Illnesses you have to fight to get: facts as forces in uncertain, emergent illnesses

Soc Sci Med. 2006 Feb;62(3):577-90. doi: 10.1016/j.socscimed.2005.06.018. Epub 2005 Aug 8.


Chronic fatigue syndrome and multiple chemical sensitivity are two clusters of illnesses that are pervaded by medical, social and political uncertainty. This article examines how facts are talked about and experienced in struggles over these emergent, contested illnesses in the US. Based principally on a large archive of internet newsgroup postings, and also on fieldwork and on published debates, it finds that (1) sufferers describe their experiences of being denied healthcare and legitimacy through bureaucratic categories of exclusion as dependent upon their lack of biological facts; (2) institutions manage these exclusions rhetorically through exploiting the open-endedness of science to deny efficacy to new facts; (3) collective patient action responds by archiving the systematic nature of these exclusions and developing counter-tactics. The result is the maintenance of these very expensive struggles for all involved.

MeSH terms
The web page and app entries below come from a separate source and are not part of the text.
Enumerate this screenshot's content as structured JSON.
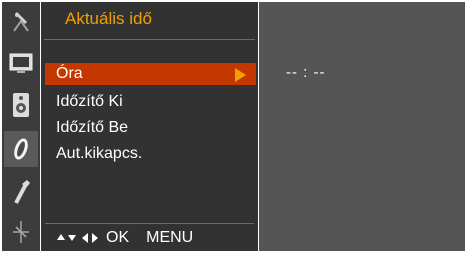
{
  "sidebar": {
    "items": [
      {
        "icon": "antenna-icon"
      },
      {
        "icon": "screen-icon"
      },
      {
        "icon": "speaker-icon"
      },
      {
        "icon": "clock-icon"
      },
      {
        "icon": "wrench-icon"
      },
      {
        "icon": "cross-icon"
      }
    ]
  },
  "menu": {
    "title": "Aktuális idő",
    "items": [
      {
        "label": "Óra",
        "selected": true
      },
      {
        "label": "Időzítő Ki",
        "selected": false
      },
      {
        "label": "Időzítő Be",
        "selected": false
      },
      {
        "label": "Aut.kikapcs.",
        "selected": false
      }
    ],
    "footer": {
      "ok": "OK",
      "menu": "MENU"
    }
  },
  "content": {
    "time_value": "-- : --"
  },
  "colors": {
    "accent": "#f0a000",
    "selection": "#c43700",
    "panel": "#323232"
  }
}
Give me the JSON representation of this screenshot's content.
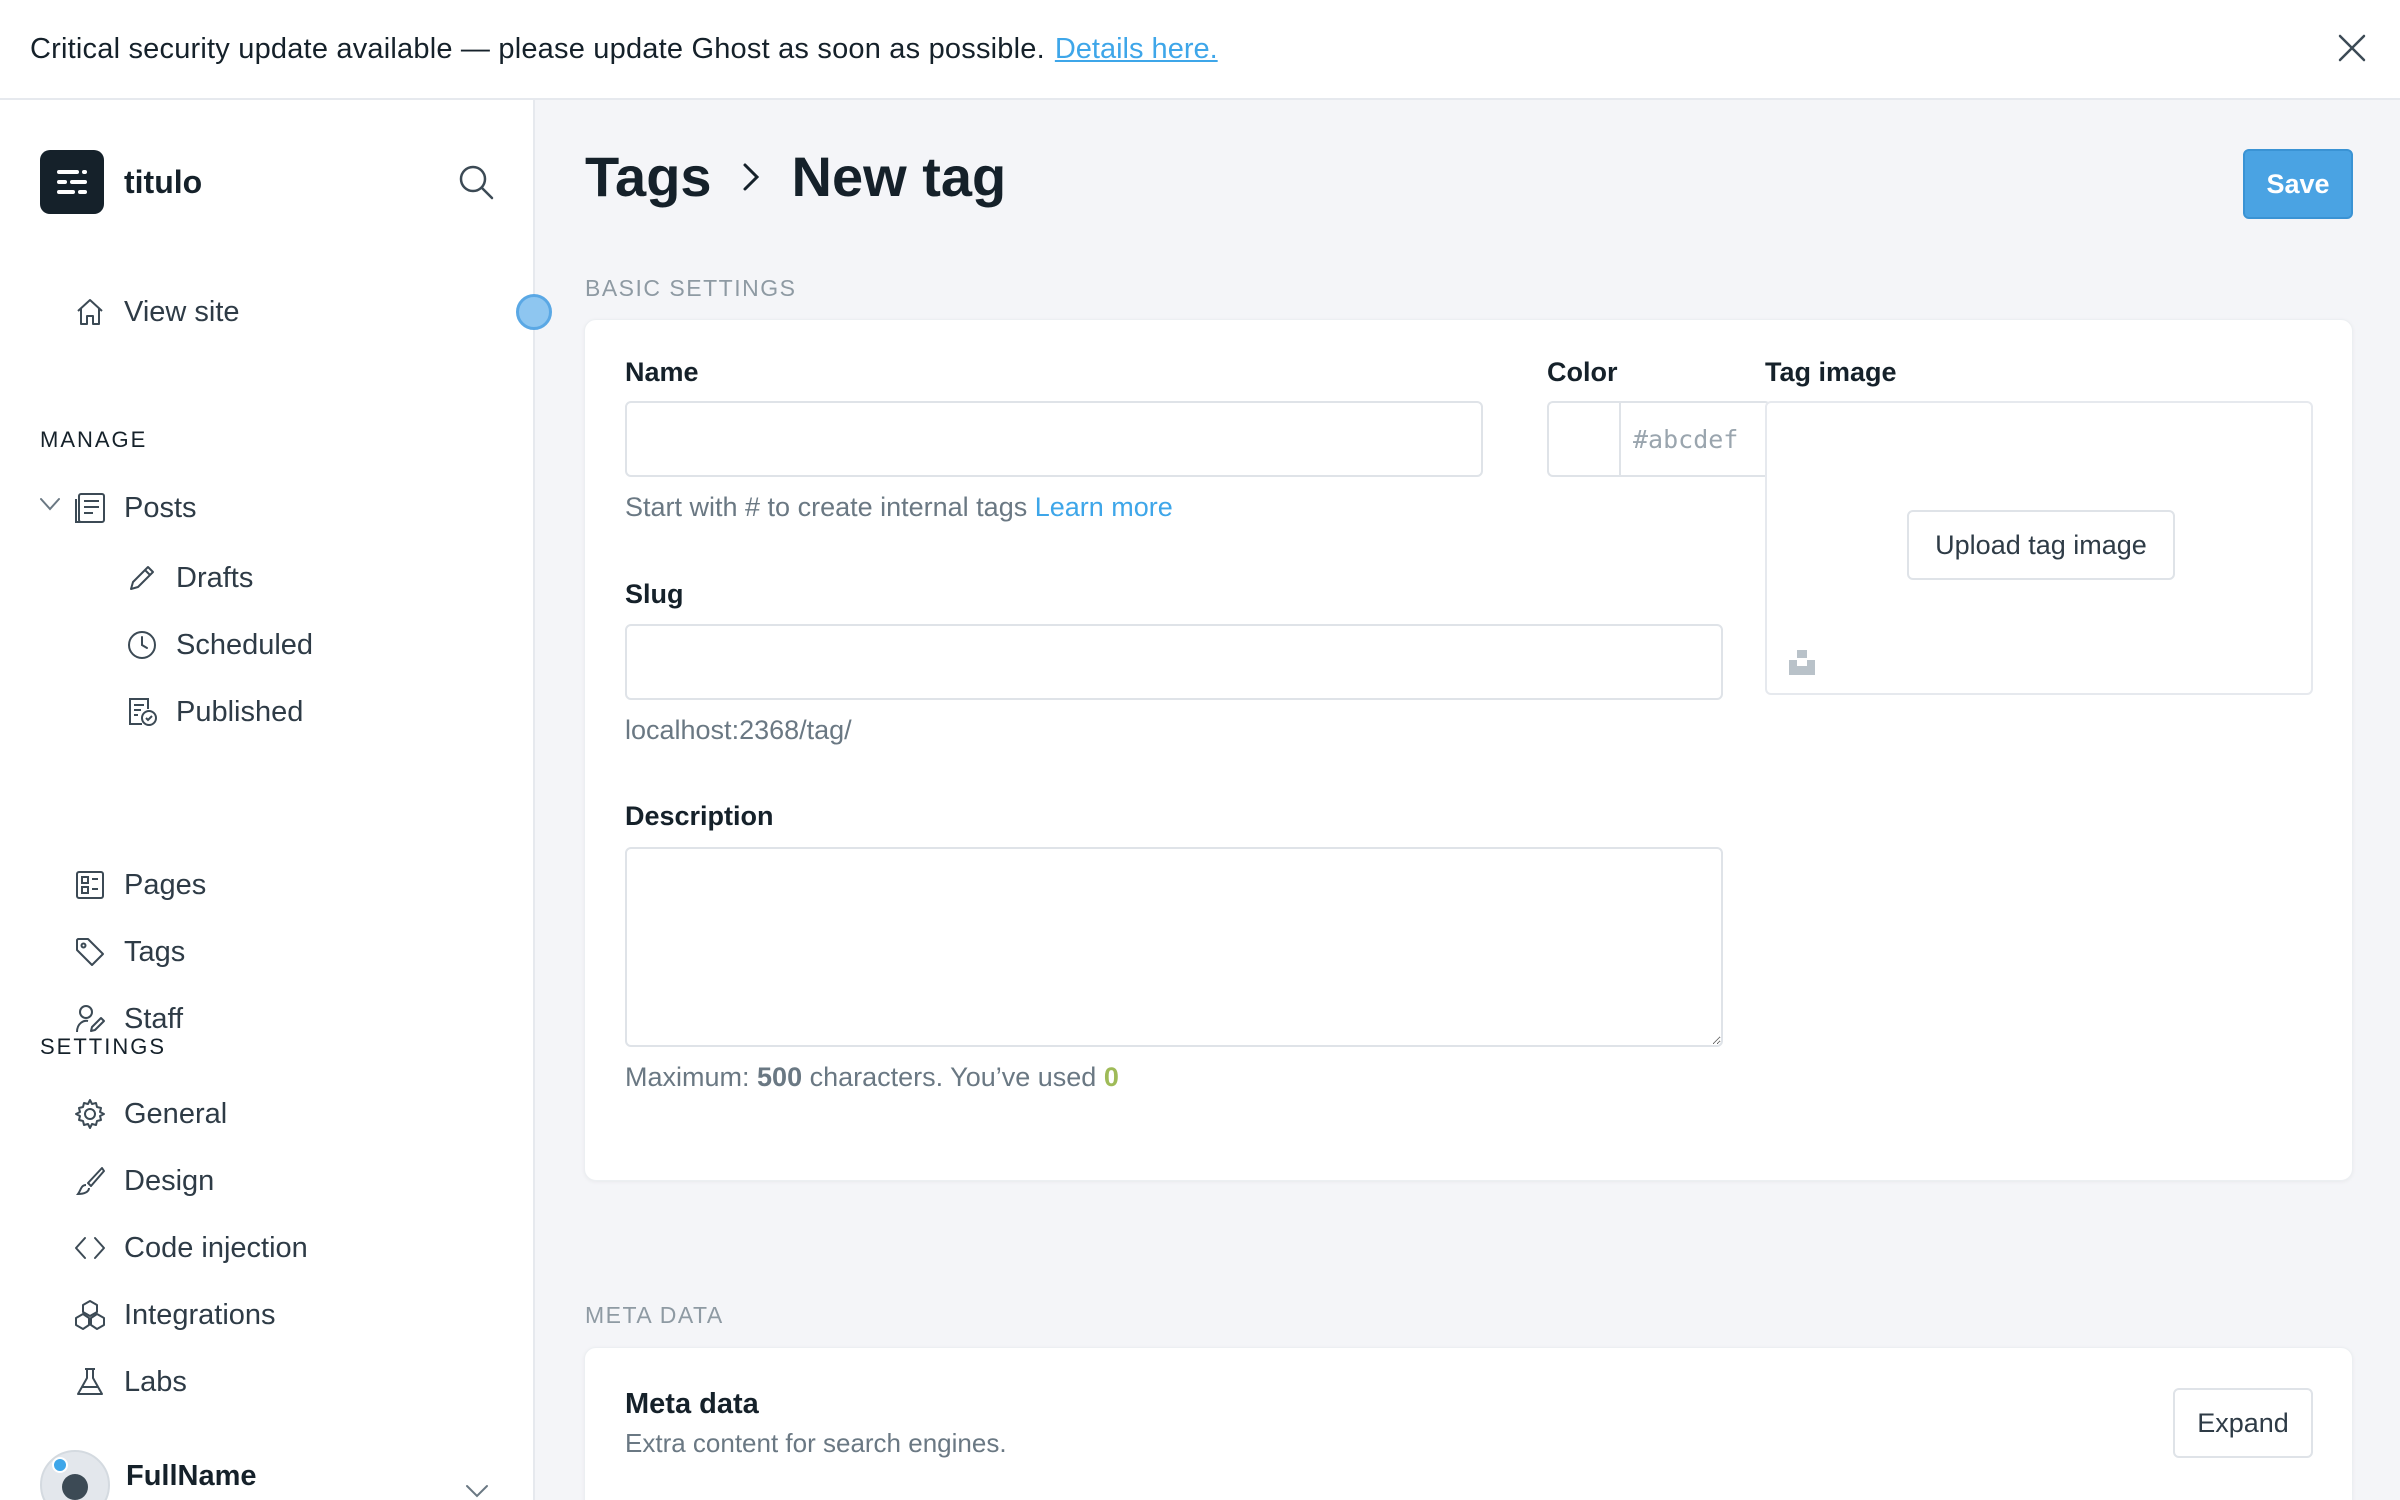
{
  "banner": {
    "message": "Critical security update available — please update Ghost as soon as possible.",
    "link_label": "Details here."
  },
  "sidebar": {
    "site_title": "titulo",
    "view_site_label": "View site",
    "manage_heading": "MANAGE",
    "settings_heading": "SETTINGS",
    "manage_items": [
      {
        "label": "Posts",
        "icon": "posts-icon"
      },
      {
        "label": "Drafts",
        "icon": "pencil-icon"
      },
      {
        "label": "Scheduled",
        "icon": "clock-icon"
      },
      {
        "label": "Published",
        "icon": "published-icon"
      },
      {
        "label": "Pages",
        "icon": "pages-icon"
      },
      {
        "label": "Tags",
        "icon": "tag-icon"
      },
      {
        "label": "Staff",
        "icon": "staff-icon"
      }
    ],
    "settings_items": [
      {
        "label": "General",
        "icon": "gear-icon"
      },
      {
        "label": "Design",
        "icon": "brush-icon"
      },
      {
        "label": "Code injection",
        "icon": "code-icon"
      },
      {
        "label": "Integrations",
        "icon": "integrations-icon"
      },
      {
        "label": "Labs",
        "icon": "flask-icon"
      }
    ],
    "user_name": "FullName"
  },
  "header": {
    "parent_crumb": "Tags",
    "current_crumb": "New tag",
    "save_label": "Save"
  },
  "basic_settings": {
    "section_label": "BASIC SETTINGS",
    "name_label": "Name",
    "name_value": "",
    "name_hint": "Start with # to create internal tags",
    "name_hint_link": "Learn more",
    "color_label": "Color",
    "color_placeholder": "#abcdef",
    "tag_image_label": "Tag image",
    "upload_label": "Upload tag image",
    "slug_label": "Slug",
    "slug_value": "",
    "slug_url": "localhost:2368/tag/",
    "description_label": "Description",
    "description_value": "",
    "desc_hint_prefix": "Maximum:",
    "desc_max": "500",
    "desc_hint_mid": "characters. You’ve used",
    "desc_used": "0"
  },
  "meta_data": {
    "section_label": "META DATA",
    "title": "Meta data",
    "subtitle": "Extra content for search engines.",
    "expand_label": "Expand"
  },
  "colors": {
    "accent": "#3ea6e9",
    "save_button": "#4aa3e3",
    "count_green": "#9fbb58",
    "dark": "#15212a"
  }
}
  • Fatigue Syndrome, Chronic*
  • Health Services Accessibility*
  • Humans
  • Models, Organizational
  • Multiple Chemical Sensitivity*
  • Patient Advocacy / trends*
  • Patient Participation / trends*
  • Risk Assessment
  • Social Change
  • Sociology, Medical / trends*
  • Uncertainty
  • United States